Reinventing Harvey Milk’s message

We shouldn’t forget our heroes’ ideas when they’re still relevant today.

by Trent M. Kays

Last Tuesday was an important day. It probably passed unnoticed by many, but it is a day that holds significance to a community in the U.S. Or maybe you did notice but only because some person in your Facebook feed posted some ill-thought platitude.

Last Tuesday was the anniversary of the death of Harvey Milk.

Milk was the first openly gay man elected to public office in the U.S. He was elected to the San Francisco Board of Supervisors in 1977 and spent 11 months working for the citizens of the city. Then, in 1978, a mere 11 months into his term, Dan White assassinated Milk and city mayor George Moscone.

This little history lesson may not hold much value to some, as it happened more than 30 years ago, but it is significant to me. I never knew Harvey Milk. I wasn’t even born yet. My parents weren’t even married yet. But I love him. I love Harvey Milk.

This statement might seem a bit odd to you, but I assure you, I am not consumed by necrophilia. I love the idea of Milk, I love his story and I love his tragedy. I’m upset even 30 years later that a conservative demagogue gunned him down. Milk could have done a great many things, and we have been deprived of his brilliance. I can only know Milk through his story. I can read about him, I can watch a movie about him, but I can never really know him.

I can never know his passion in person. He’s gone. In his short time as an elected official, he pushed through one of the most stringent equal rights laws in the U.S., guaranteeing that gays and lesbians would have fair and equal treatment in San Francisco. He is a hero.

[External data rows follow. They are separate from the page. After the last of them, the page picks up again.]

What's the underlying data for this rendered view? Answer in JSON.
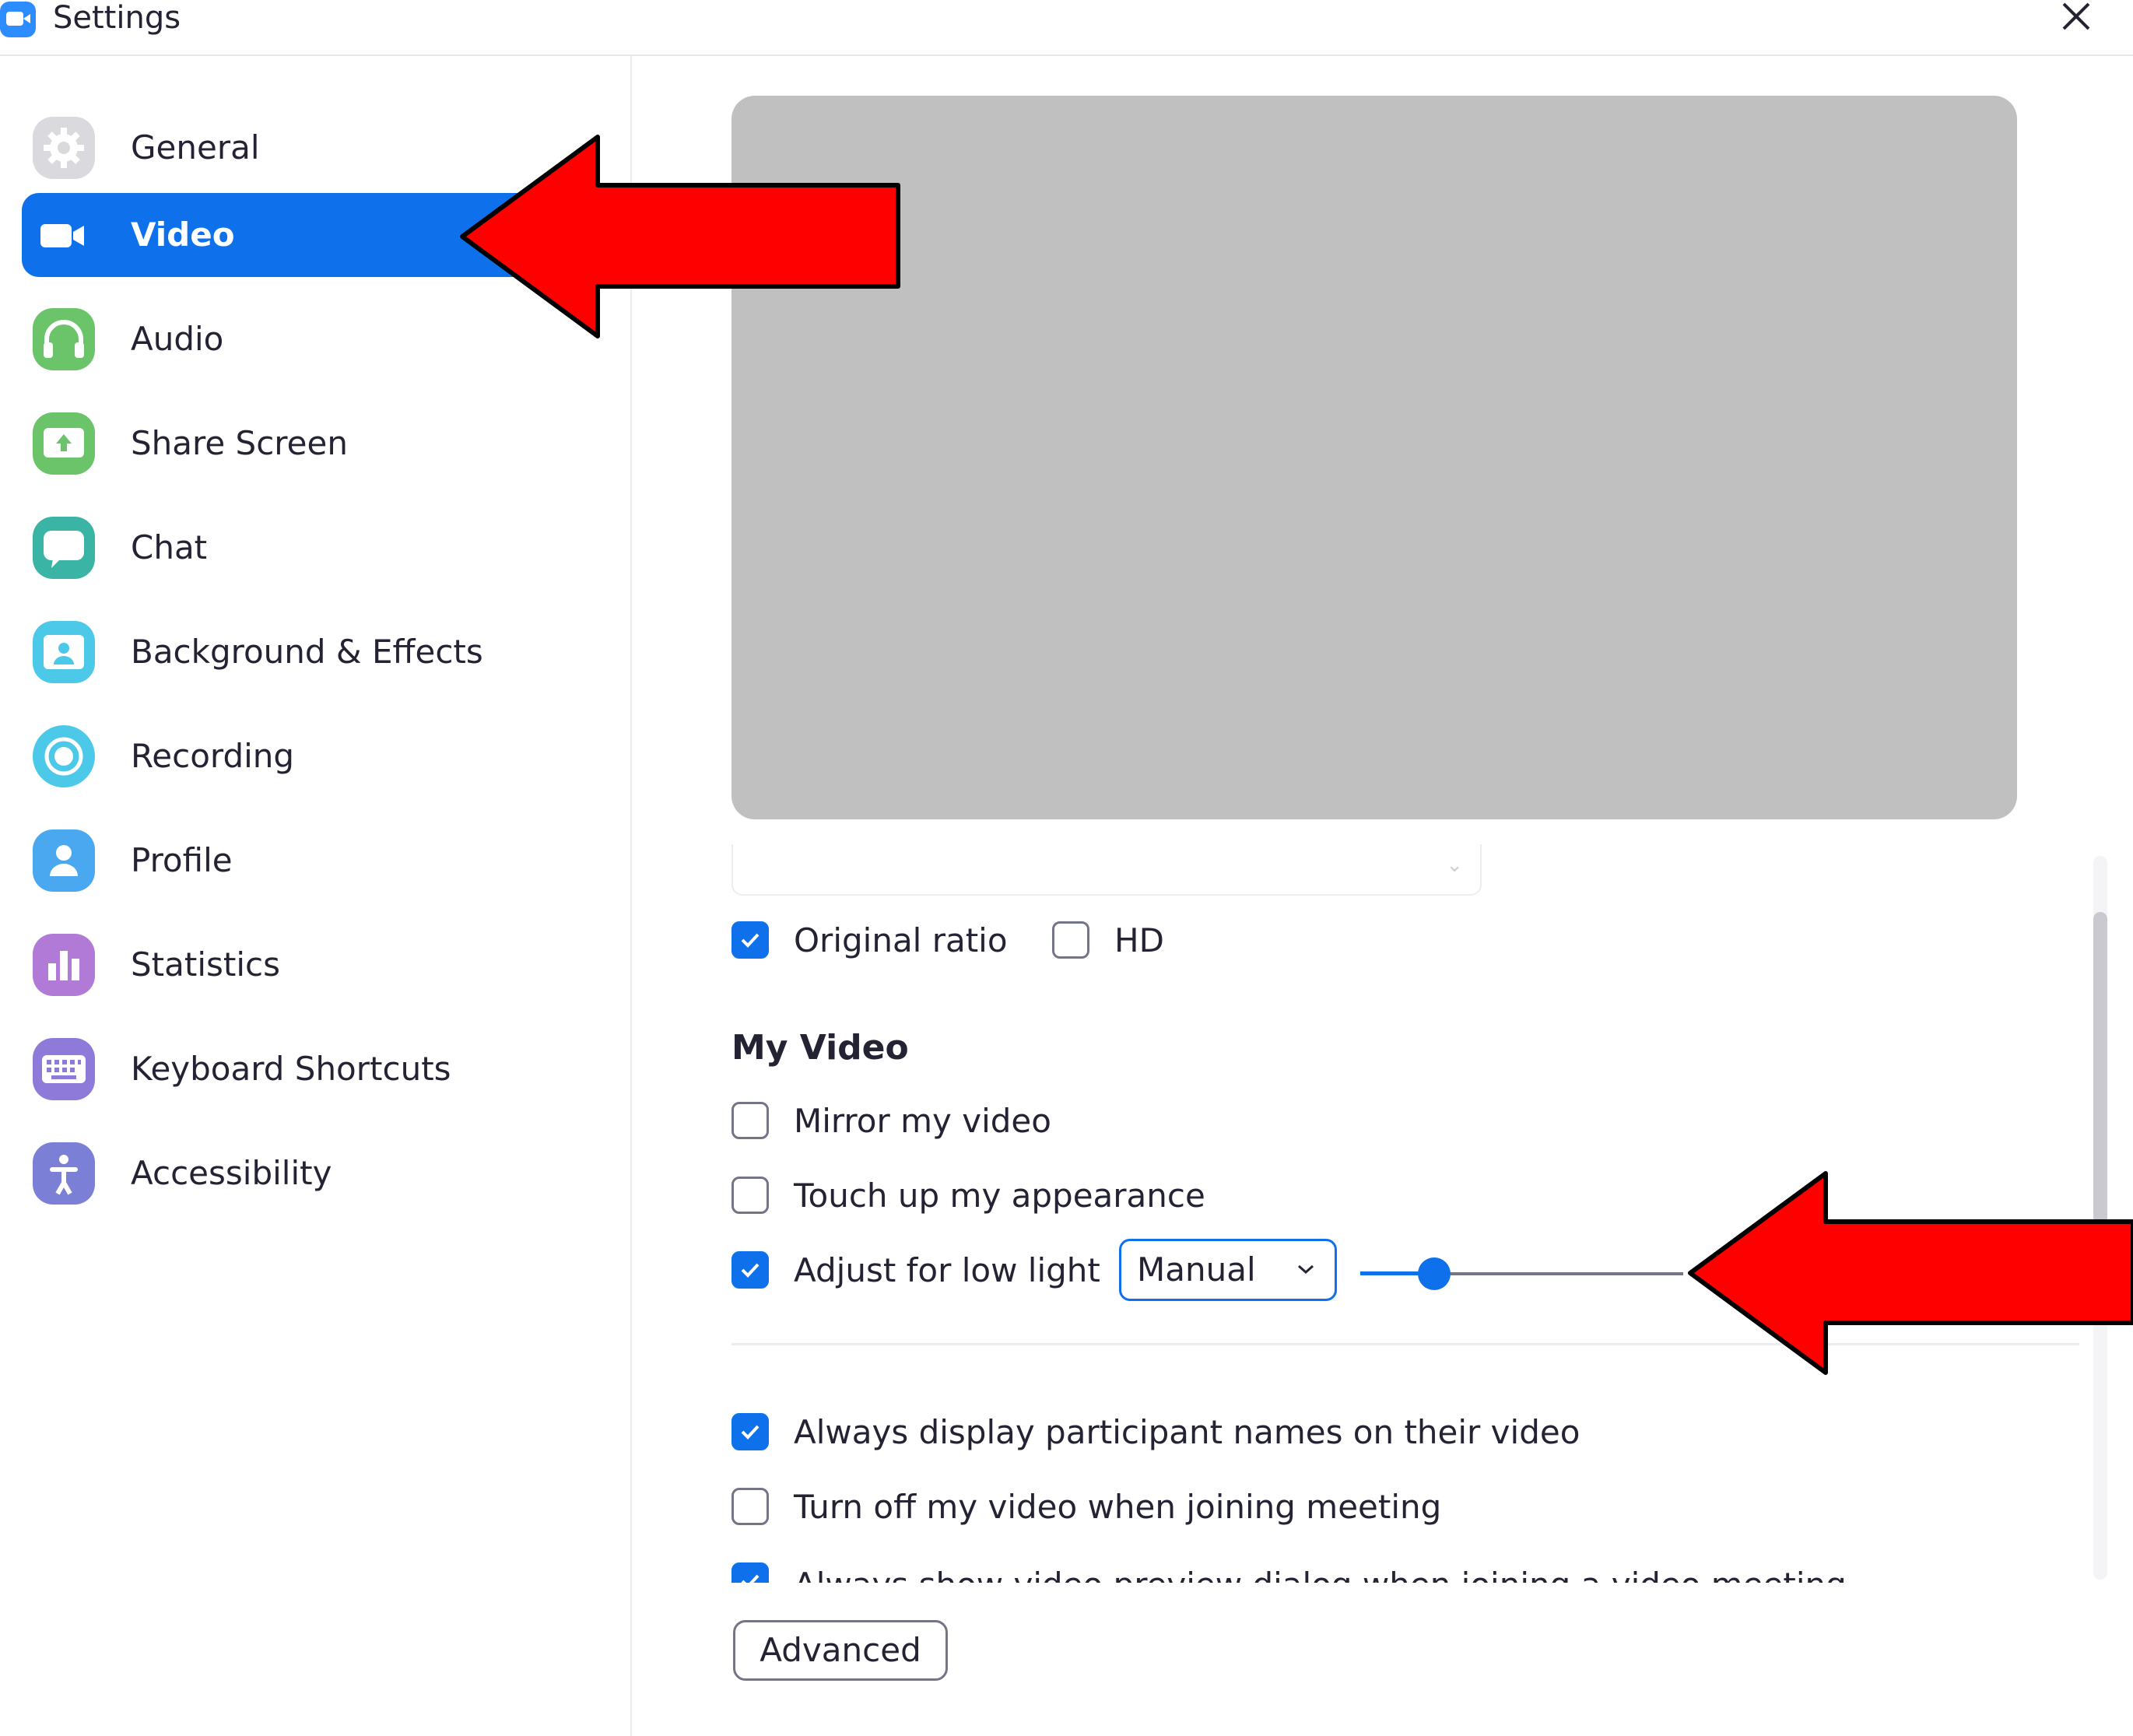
{
  "window": {
    "title": "Settings"
  },
  "sidebar": {
    "items": [
      {
        "label": "General",
        "icon": "gear-icon",
        "color": "#d9d9de",
        "active": false
      },
      {
        "label": "Video",
        "icon": "video-camera-icon",
        "color": "#0e71eb",
        "active": true
      },
      {
        "label": "Audio",
        "icon": "headphones-icon",
        "color": "#6cc46a",
        "active": false
      },
      {
        "label": "Share Screen",
        "icon": "share-screen-icon",
        "color": "#6cc46a",
        "active": false
      },
      {
        "label": "Chat",
        "icon": "chat-bubble-icon",
        "color": "#3ab5a5",
        "active": false
      },
      {
        "label": "Background & Effects",
        "icon": "background-person-icon",
        "color": "#4cc9e8",
        "active": false
      },
      {
        "label": "Recording",
        "icon": "record-icon",
        "color": "#4cc9e8",
        "active": false
      },
      {
        "label": "Profile",
        "icon": "profile-person-icon",
        "color": "#4aa8f0",
        "active": false
      },
      {
        "label": "Statistics",
        "icon": "bar-chart-icon",
        "color": "#b07ad6",
        "active": false
      },
      {
        "label": "Keyboard Shortcuts",
        "icon": "keyboard-icon",
        "color": "#8e7ad9",
        "active": false
      },
      {
        "label": "Accessibility",
        "icon": "accessibility-icon",
        "color": "#7b7fd6",
        "active": false
      }
    ]
  },
  "video": {
    "original_ratio": {
      "label": "Original ratio",
      "checked": true
    },
    "hd": {
      "label": "HD",
      "checked": false
    },
    "my_video_title": "My Video",
    "mirror": {
      "label": "Mirror my video",
      "checked": false
    },
    "touch_up": {
      "label": "Touch up my appearance",
      "checked": false
    },
    "low_light": {
      "label": "Adjust for low light",
      "checked": true
    },
    "low_light_mode": "Manual",
    "low_light_level": 0.23,
    "names": {
      "label": "Always display participant names on their video",
      "checked": true
    },
    "turn_off": {
      "label": "Turn off my video when joining meeting",
      "checked": false
    },
    "preview_dialog": {
      "label": "Always show video preview dialog when joining a video meeting",
      "checked": true
    },
    "advanced_label": "Advanced"
  },
  "colors": {
    "accent": "#0e71eb",
    "annotation_arrow": "#ff0000"
  }
}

So you can imagine my irritation that the anniversary of his death passed without much notice. Facebook friends posted the occasional note about him, but do they understand what it means to be Harvey Milk? Can they? Can anyone? Milk seems to have become a glimmer in the past, nothing but a hiccup in the civil rights history of the U.S.

I’ve been told that he was just a man. No, he was more than a man. He was a martyr for the LGBT cause. He was a leader; a righteous man in an unrighteous world, and a crazed gunman stole him from my generation.

What does it mean to forget or to be born after the death of a martyr? It means a great deal. What is not in the forefront of our minds is often forgotten, and I don’t want that to happen to Milk. He was too great of a hero to be left to a small entry in a history textbook. Instead, we should honor Milk by being like him: energetic, passionate and willing to work to make our communities better. We should not be beholden to bigotry, and we should not tolerate the hate of ignorant individuals.

Regarding Milk, I often wonder what I’ll tell my children. By the time I have children, it’ll probably be 40 or 50 years after his death. What can Milk mean to us in the 2020s or the 2030s? He can serve as a hero in history, though I hope his significance isn’t diminished by our progress. Perhaps he’s more powerful dead than he ever was alive. Now he is omnipresent, serving as a guide and a source of passion for future generations of activists who will dare to stand up to hate and power.

We’ve surely had other activists come and go, but my love for Milk is unwavering. The fact that I can never know him forces me to love him and his ideas. Equality is achievable, it is available, and we need to fight for it. The LGBT community and the greater public owe Milk a great debt. He stood up when no one else would. He became a martyr for a cause to change the world.

Milk once remarked, “If a bullet should enter my brain, let that bullet destroy every closet door.” A bullet did enter his brain, but some are still behind closet doors. It is not a failure of Milk’s; it is our failure. It’s our failure to not make a society where people are happy to be who they are. In the greatest of feats, Milk left this world and became a martyr, yet we have forgotten what it is to fight for some things.

I’m not OK with us forgetting Milk’s powerful message of equality. He died for that message, and we should remember that our world might have been quite different had he not stood up to fight. In the end, Milk was too righteous for our world. He asked too much, and as such, he was taken from us.

But, now is the time for us to reinvent Milk, to bring him back from the dead and show the world that we have not forgotten his message. I would rather fight for equality than live in an unjust world. That’s Milk’s true message, and we should never forget it.

So next year, let us remember Harvey Milk’s legacy. Let us work to end inequality, and let us demand the fair treatment that everyone deserves. This is our time and our world. We shouldn’t waste time twiddling our thumbs, but instead we should see that our children and our children’s children understand our struggle and our fight. We should see that future generations understand the legacy of Harvey Milk and know that we sought to preserve that legacy and fight.

Like I said before, I never knew Milk, but I love him, I miss him, and I wish he were still alive. I wish he was still fighting the good fight and working for equality. In some ways, he does. Through those he inspired, he fights and lives on.